*** DATA TO PROCESS Section Begins ***

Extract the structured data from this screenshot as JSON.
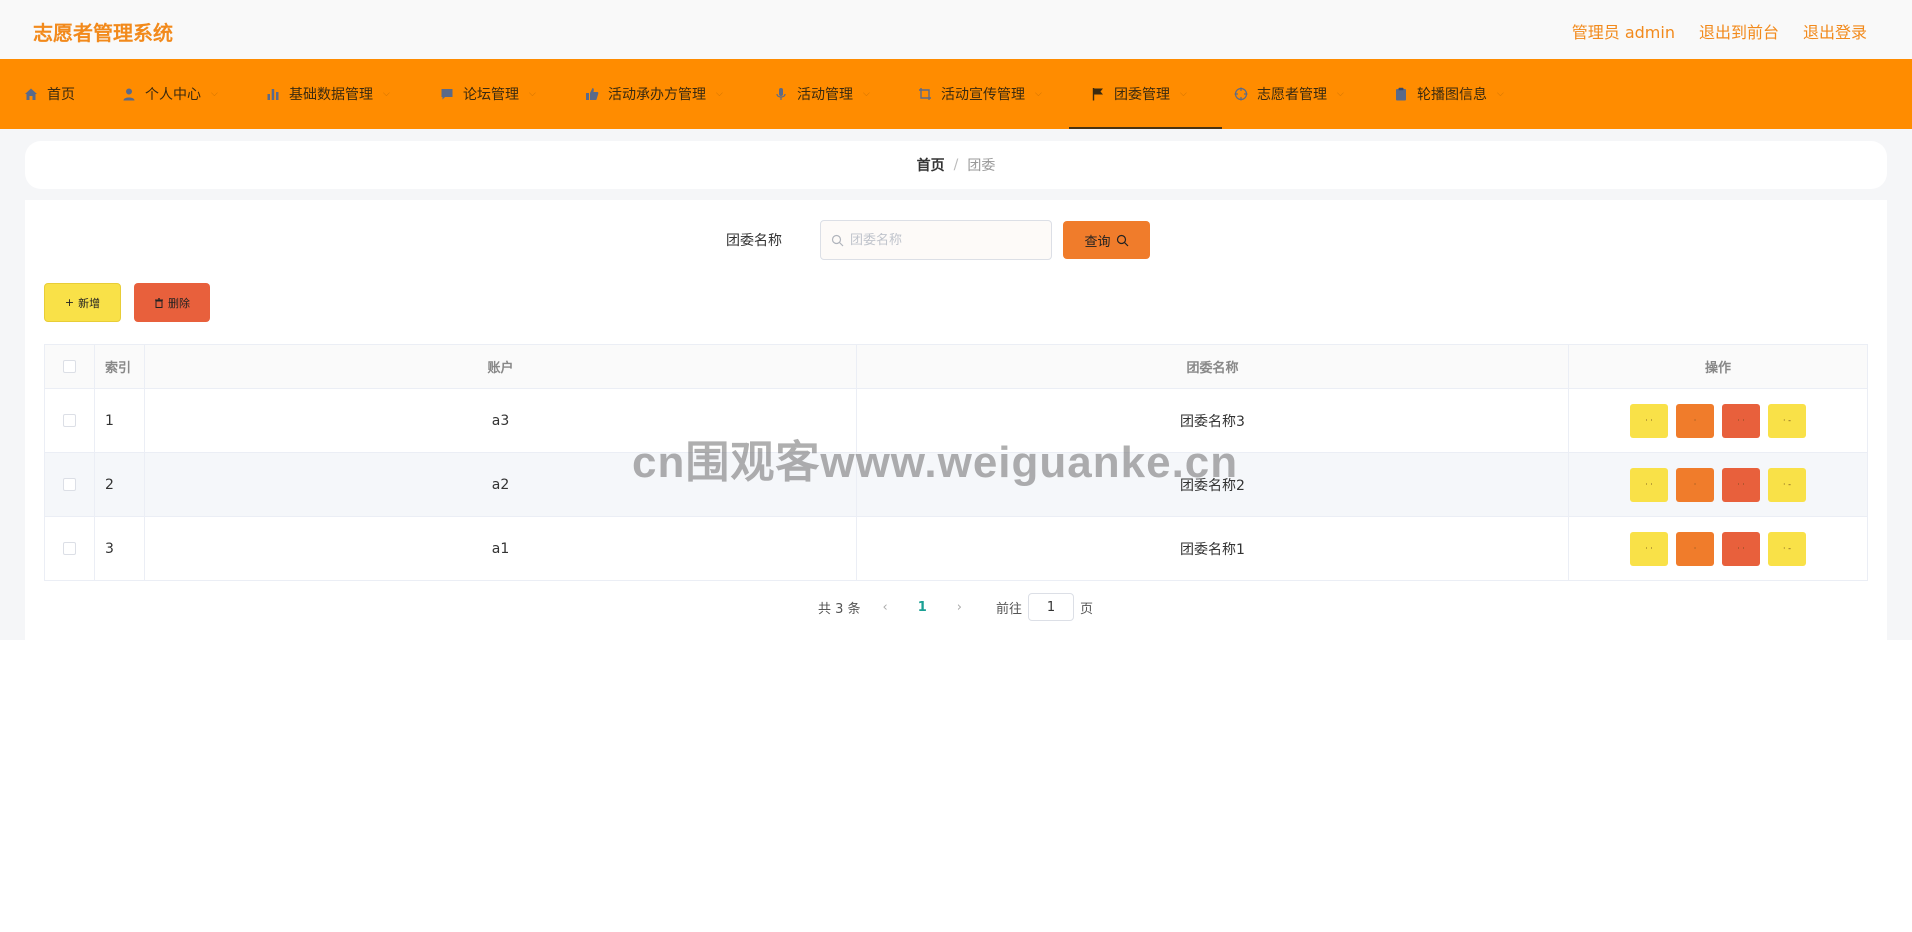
{
  "app": {
    "title": "志愿者管理系统",
    "admin_label": "管理员 admin",
    "to_front_label": "退出到前台",
    "logout_label": "退出登录"
  },
  "nav": {
    "items": [
      {
        "label": "首页",
        "icon": "home-icon"
      },
      {
        "label": "个人中心",
        "icon": "user-icon"
      },
      {
        "label": "基础数据管理",
        "icon": "bar-chart-icon"
      },
      {
        "label": "论坛管理",
        "icon": "chat-icon"
      },
      {
        "label": "活动承办方管理",
        "icon": "thumbs-up-icon"
      },
      {
        "label": "活动管理",
        "icon": "microphone-icon"
      },
      {
        "label": "活动宣传管理",
        "icon": "crop-icon"
      },
      {
        "label": "团委管理",
        "icon": "flag-icon"
      },
      {
        "label": "志愿者管理",
        "icon": "crosshair-icon"
      },
      {
        "label": "轮播图信息",
        "icon": "clipboard-icon"
      }
    ],
    "active": "团委管理"
  },
  "breadcrumb": {
    "home": "首页",
    "separator": "/",
    "current": "团委"
  },
  "search": {
    "label": "团委名称",
    "placeholder": "团委名称",
    "query_button": "查询"
  },
  "actions": {
    "add_label": "新增",
    "delete_label": "删除"
  },
  "table": {
    "columns": [
      "索引",
      "账户",
      "团委名称",
      "操作"
    ],
    "rows": [
      {
        "index": "1",
        "account": "a3",
        "name": "团委名称3"
      },
      {
        "index": "2",
        "account": "a2",
        "name": "团委名称2"
      },
      {
        "index": "3",
        "account": "a1",
        "name": "团委名称1"
      }
    ],
    "row_buttons": [
      {
        "label": "· ·",
        "color": "#f9e148"
      },
      {
        "label": "·",
        "color": "#f07c2b"
      },
      {
        "label": "· ·",
        "color": "#e8603c"
      },
      {
        "label": "· -",
        "color": "#f9e148"
      }
    ]
  },
  "pagination": {
    "total_text": "共 3 条",
    "current_page": "1",
    "goto_label": "前往",
    "goto_value": "1",
    "page_suffix": "页"
  },
  "watermark": "cn围观客www.weiguanke.cn",
  "colors": {
    "brand": "#f28a1c",
    "nav_bg": "#ff8c00",
    "query_btn": "#f07c2b",
    "add_btn": "#f9e148",
    "delete_btn": "#e8603c",
    "page_active": "#1aa094"
  }
}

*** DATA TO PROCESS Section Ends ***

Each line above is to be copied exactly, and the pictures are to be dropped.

Extract the structured data from this screenshot as JSON.
{
  "app": {
    "title": "志愿者管理系统",
    "admin_label": "管理员 admin",
    "to_front_label": "退出到前台",
    "logout_label": "退出登录"
  },
  "nav": {
    "items": [
      {
        "label": "首页",
        "icon": "home-icon"
      },
      {
        "label": "个人中心",
        "icon": "user-icon"
      },
      {
        "label": "基础数据管理",
        "icon": "bar-chart-icon"
      },
      {
        "label": "论坛管理",
        "icon": "chat-icon"
      },
      {
        "label": "活动承办方管理",
        "icon": "thumbs-up-icon"
      },
      {
        "label": "活动管理",
        "icon": "microphone-icon"
      },
      {
        "label": "活动宣传管理",
        "icon": "crop-icon"
      },
      {
        "label": "团委管理",
        "icon": "flag-icon"
      },
      {
        "label": "志愿者管理",
        "icon": "crosshair-icon"
      },
      {
        "label": "轮播图信息",
        "icon": "clipboard-icon"
      }
    ],
    "active": "团委管理"
  },
  "breadcrumb": {
    "home": "首页",
    "separator": "/",
    "current": "团委"
  },
  "search": {
    "label": "团委名称",
    "placeholder": "团委名称",
    "query_button": "查询"
  },
  "actions": {
    "add_label": "新增",
    "delete_label": "删除"
  },
  "table": {
    "columns": [
      "索引",
      "账户",
      "团委名称",
      "操作"
    ],
    "rows": [
      {
        "index": "1",
        "account": "a3",
        "name": "团委名称3"
      },
      {
        "index": "2",
        "account": "a2",
        "name": "团委名称2"
      },
      {
        "index": "3",
        "account": "a1",
        "name": "团委名称1"
      }
    ],
    "row_buttons": [
      {
        "label": "· ·",
        "color": "#f9e148"
      },
      {
        "label": "·",
        "color": "#f07c2b"
      },
      {
        "label": "· ·",
        "color": "#e8603c"
      },
      {
        "label": "· -",
        "color": "#f9e148"
      }
    ]
  },
  "pagination": {
    "total_text": "共 3 条",
    "current_page": "1",
    "goto_label": "前往",
    "goto_value": "1",
    "page_suffix": "页"
  },
  "watermark": "cn围观客www.weiguanke.cn",
  "colors": {
    "brand": "#f28a1c",
    "nav_bg": "#ff8c00",
    "query_btn": "#f07c2b",
    "add_btn": "#f9e148",
    "delete_btn": "#e8603c",
    "page_active": "#1aa094"
  }
}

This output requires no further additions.